■ EXERCISE AIM: Which lines below include the string "heading"? Please show each one.

Data records for software interfaces
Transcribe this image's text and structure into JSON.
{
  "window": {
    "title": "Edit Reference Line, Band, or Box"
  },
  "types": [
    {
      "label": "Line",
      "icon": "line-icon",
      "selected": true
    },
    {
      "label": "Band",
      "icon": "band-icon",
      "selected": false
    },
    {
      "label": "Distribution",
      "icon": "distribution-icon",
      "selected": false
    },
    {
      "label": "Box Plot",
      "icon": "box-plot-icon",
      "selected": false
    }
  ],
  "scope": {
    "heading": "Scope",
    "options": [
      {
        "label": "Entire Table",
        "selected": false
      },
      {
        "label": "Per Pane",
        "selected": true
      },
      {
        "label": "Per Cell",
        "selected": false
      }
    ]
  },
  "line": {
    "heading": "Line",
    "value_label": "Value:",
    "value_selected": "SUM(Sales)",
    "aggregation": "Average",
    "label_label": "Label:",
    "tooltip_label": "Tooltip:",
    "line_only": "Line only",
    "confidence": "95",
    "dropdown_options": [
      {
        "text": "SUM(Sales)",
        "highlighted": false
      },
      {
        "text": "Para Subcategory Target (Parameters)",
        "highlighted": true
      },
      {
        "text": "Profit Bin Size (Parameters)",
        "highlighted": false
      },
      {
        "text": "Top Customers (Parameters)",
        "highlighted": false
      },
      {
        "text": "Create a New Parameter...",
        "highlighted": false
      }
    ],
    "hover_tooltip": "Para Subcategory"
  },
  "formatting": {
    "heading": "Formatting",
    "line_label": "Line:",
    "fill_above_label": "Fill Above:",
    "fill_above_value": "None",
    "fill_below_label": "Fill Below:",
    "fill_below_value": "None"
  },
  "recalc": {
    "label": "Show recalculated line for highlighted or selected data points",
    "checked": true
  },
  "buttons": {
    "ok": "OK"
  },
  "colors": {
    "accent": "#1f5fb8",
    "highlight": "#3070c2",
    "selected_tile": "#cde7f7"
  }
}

■ ANSWER FOR THE TASK:
    "heading": "Scope",
    "heading": "Line",
    "heading": "Formatting",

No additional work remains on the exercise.